We had some metal work done on the boat while we were here. Sandra and her sons run a family owned business. Her son Warren was working on our part and had a couple of questions. Sandra called and said she was in the area and wanted to know if she could pick us up and take us to the shop so we could speak with Warren. She picked us up at the marina and off we went. Well, not right away. We got chatting and Sandra felt like taking a short break from the office. She drove us on a little tour of the island for about an hour. Keep in mind this island is not that big. An hour covers a lot of ground. We enjoyed some of her favorite vistas and cherished hearing about her life and raising her sons. When we reached their shop, we met the dogs and the cats. We also found out this is a place where people go to grind spices they have grown. Imagine a metal shop that smells like cinnamon and nutmeg. I swear, nowhere else on earth would you find this.
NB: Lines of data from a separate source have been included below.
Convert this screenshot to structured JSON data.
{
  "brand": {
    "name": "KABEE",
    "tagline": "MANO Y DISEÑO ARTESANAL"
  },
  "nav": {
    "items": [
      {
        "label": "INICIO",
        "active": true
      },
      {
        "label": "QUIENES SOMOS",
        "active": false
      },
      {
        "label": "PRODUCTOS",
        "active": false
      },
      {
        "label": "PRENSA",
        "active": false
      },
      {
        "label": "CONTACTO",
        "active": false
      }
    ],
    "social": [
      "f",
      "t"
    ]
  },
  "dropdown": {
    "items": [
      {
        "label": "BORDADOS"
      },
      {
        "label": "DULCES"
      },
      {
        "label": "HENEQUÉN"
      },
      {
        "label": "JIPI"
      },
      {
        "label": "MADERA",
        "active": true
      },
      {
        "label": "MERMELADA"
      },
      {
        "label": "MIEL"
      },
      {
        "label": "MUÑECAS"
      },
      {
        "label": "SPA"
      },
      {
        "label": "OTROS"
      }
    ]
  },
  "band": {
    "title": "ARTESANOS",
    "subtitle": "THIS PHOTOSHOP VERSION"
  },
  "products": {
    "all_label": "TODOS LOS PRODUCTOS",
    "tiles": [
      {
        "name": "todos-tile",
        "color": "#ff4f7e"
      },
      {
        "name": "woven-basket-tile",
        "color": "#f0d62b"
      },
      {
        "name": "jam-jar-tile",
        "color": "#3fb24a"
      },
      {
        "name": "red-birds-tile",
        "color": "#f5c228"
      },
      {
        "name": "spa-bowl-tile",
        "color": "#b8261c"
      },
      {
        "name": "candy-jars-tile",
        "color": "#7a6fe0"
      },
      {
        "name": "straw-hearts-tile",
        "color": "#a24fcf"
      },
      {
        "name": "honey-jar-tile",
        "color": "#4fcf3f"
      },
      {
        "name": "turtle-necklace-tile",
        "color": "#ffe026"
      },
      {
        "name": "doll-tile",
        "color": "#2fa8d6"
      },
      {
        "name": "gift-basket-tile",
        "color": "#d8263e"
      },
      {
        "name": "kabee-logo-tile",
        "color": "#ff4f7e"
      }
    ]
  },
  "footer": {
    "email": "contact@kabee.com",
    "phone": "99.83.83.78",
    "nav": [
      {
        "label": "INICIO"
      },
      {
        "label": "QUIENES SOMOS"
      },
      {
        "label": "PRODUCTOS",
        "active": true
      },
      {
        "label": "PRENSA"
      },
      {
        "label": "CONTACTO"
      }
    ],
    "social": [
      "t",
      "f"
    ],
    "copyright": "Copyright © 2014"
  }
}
Larry is a person we hired to do some upholstery work for us. We recovered our saloon cushions and asked him to make new cockpit cushions. We picked out some samples as Larry measured. We chatted the entire time. Larry told us about the hardship the islanders endured after hurricane Ivan. The hardships made the Grenadian’s bond even closer. The stories we heard made us understand how life on an island is so very different than the mainland. Nobody had electricity for about 3 months. People had to go to the rivers to bath. Rich and poor came together to help each other. A few days later we received Larry’s estimate and decided to hire him. He asked for a down payment to cover the cost of the fabric. We agreed he would come out the next day to collect it. Most of the Grenada economy is in cash. We spend a lot of time at the ATM. The use of a credit card means a 5% premium added to the bill. We thought Larry would come to the boat and get the cash and we expected him to be gone in a few minutes. Two hours later, we are still chatting with Larry about life in general. He asked if we would like to see his shop and meet his family.
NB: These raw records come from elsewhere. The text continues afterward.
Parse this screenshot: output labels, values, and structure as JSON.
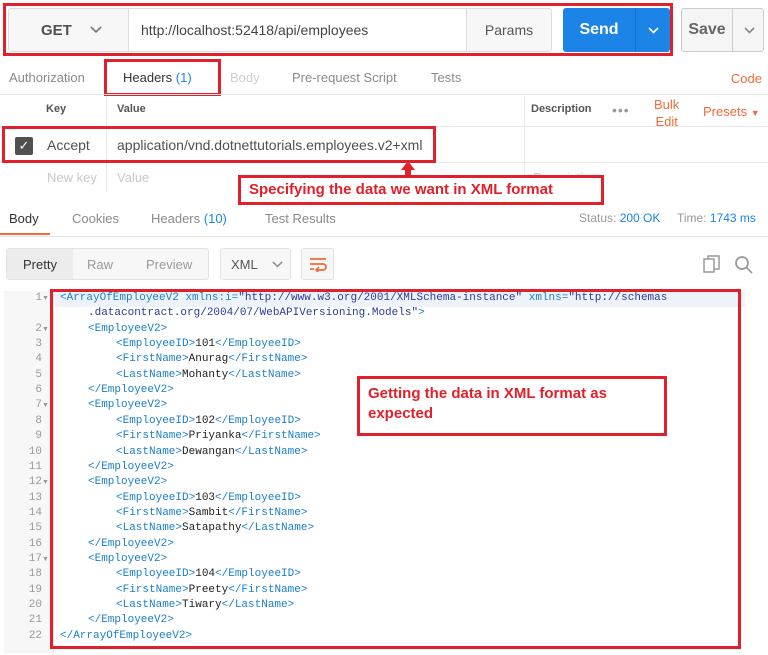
{
  "request": {
    "method": "GET",
    "url": "http://localhost:52418/api/employees",
    "params_label": "Params",
    "send_label": "Send",
    "save_label": "Save"
  },
  "request_tabs": {
    "authorization": "Authorization",
    "headers": "Headers",
    "headers_count": "(1)",
    "body": "Body",
    "prerequest": "Pre-request Script",
    "tests": "Tests",
    "code": "Code"
  },
  "headers_table": {
    "col_key": "Key",
    "col_value": "Value",
    "col_description": "Description",
    "bulk_edit_line1": "Bulk",
    "bulk_edit_line2": "Edit",
    "presets": "Presets",
    "row": {
      "key": "Accept",
      "value": "application/vnd.dotnettutorials.employees.v2+xml"
    },
    "new_key_placeholder": "New key",
    "value_placeholder": "Value",
    "description_placeholder": "Description"
  },
  "annotations": {
    "top": "Specifying the data we want in XML format",
    "bottom": "Getting the data in XML format as expected"
  },
  "response_tabs": {
    "body": "Body",
    "cookies": "Cookies",
    "headers": "Headers",
    "headers_count": "(10)",
    "test_results": "Test Results"
  },
  "response_status": {
    "status_label": "Status:",
    "status_value": "200 OK",
    "time_label": "Time:",
    "time_value": "1743 ms"
  },
  "view_modes": {
    "pretty": "Pretty",
    "raw": "Raw",
    "preview": "Preview",
    "format": "XML"
  },
  "xml": {
    "root_open": "<ArrayOfEmployeeV2",
    "ns_i_attr": "xmlns:i=",
    "ns_i_val": "\"http://www.w3.org/2001/XMLSchema-instance\"",
    "ns_attr": "xmlns=",
    "ns_val_part1": "\"http://schemas",
    "ns_val_part2": ".datacontract.org/2004/07/WebAPIVersioning.Models\"",
    "root_close": "</ArrayOfEmployeeV2>",
    "employees": [
      {
        "id": "101",
        "first": "Anurag",
        "last": "Mohanty"
      },
      {
        "id": "102",
        "first": "Priyanka",
        "last": "Dewangan"
      },
      {
        "id": "103",
        "first": "Sambit",
        "last": "Satapathy"
      },
      {
        "id": "104",
        "first": "Preety",
        "last": "Tiwary"
      }
    ],
    "line_numbers": [
      "1",
      "2",
      "3",
      "4",
      "5",
      "6",
      "7",
      "8",
      "9",
      "10",
      "11",
      "12",
      "13",
      "14",
      "15",
      "16",
      "17",
      "18",
      "19",
      "20",
      "21",
      "22"
    ]
  },
  "icons": {
    "method_chevron": "chevron-down-icon",
    "send_chevron": "chevron-down-icon",
    "save_chevron": "chevron-down-icon",
    "checkbox": "check-icon",
    "wrap": "wrap-lines-icon",
    "copy": "copy-icon",
    "search": "search-icon"
  },
  "colors": {
    "accent": "#f26b3a",
    "send": "#1b84e6",
    "annotation": "#e0202a",
    "count": "#1b84e6"
  }
}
If I take the trash out, I could be gone for a while. Cindy doesn’t worry anymore. She is used to it. We have made friends with most of the staff about the marina. It would be rude to not stop and chat for a couple of minutes. Cindy hurt her ankle and had to use a cane for a couple of weeks. When I walked down the dock, everyone asked if she was okay and did we need anything. This was not the shallow inquiry usually made. They really meant it. When they saw Cindy, she had to tell her story about 20 times about how she hurt herself.
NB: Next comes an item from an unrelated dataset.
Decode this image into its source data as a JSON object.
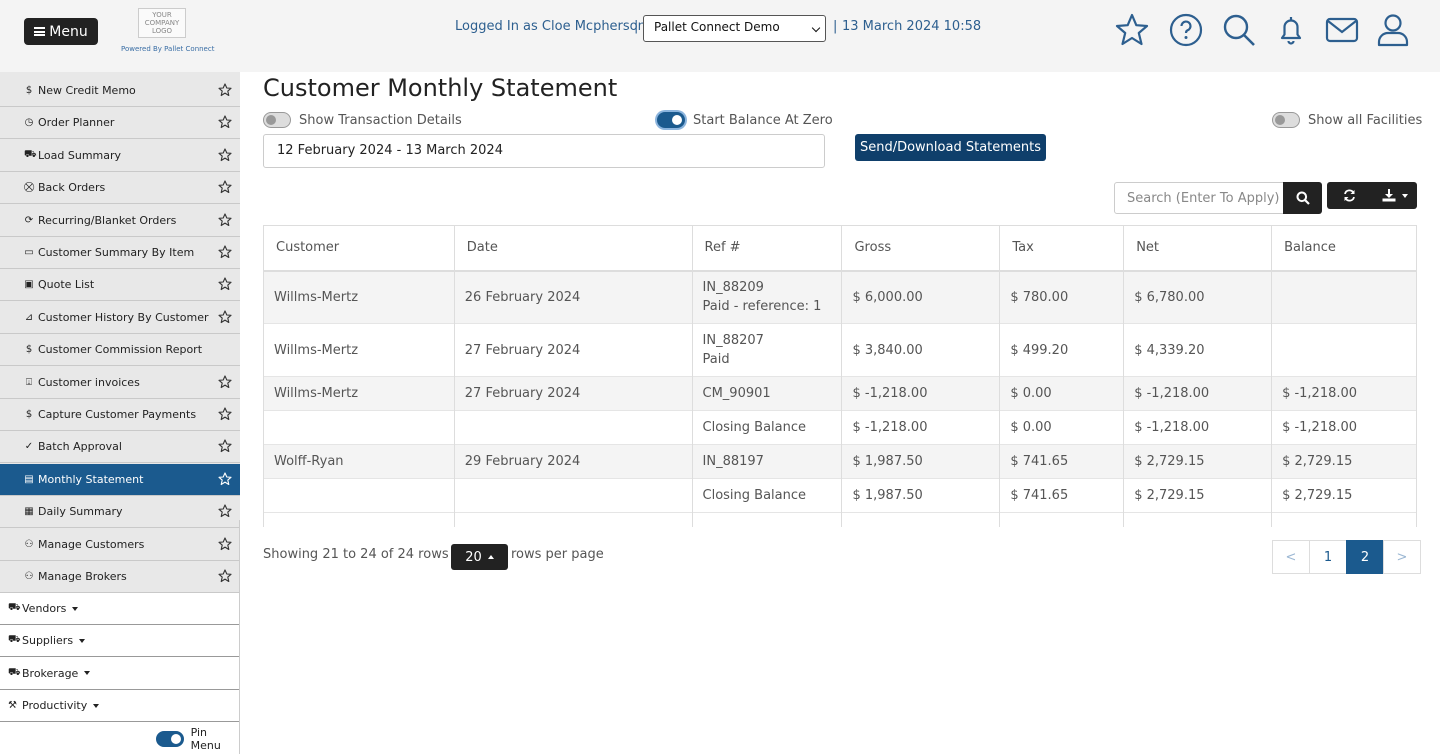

So, when I answered Rian’s question about what we have enjoyed most about Grenada, he beamed. It was a very easy question to answer. We could have said the lush greenery, the bright colors, the flowers that seem to grow just about everywhere. Or, the fresh fruit that can be picked off roadside trees. I swear, I never knew bananas could taste so good. We could have said the mountains and views that present themselves at every turn in the road. I briefly thought about the locally made delicious chocolates, rums with the potency of rocket fuel and feeding monkeys. But, I answered with just one word. The word that made Rian smile: People.
To the people of Grenada,
Thank you so very much for making us welcome. We love your island. It is truly a paradise. Thank you for making us feel like we were a part of your home. If our travels allow, we would love to return one day. In the mean time, we will always look fondly back on our visit here and feel a tug on the heart strings as we think about you.
Mark and Cindy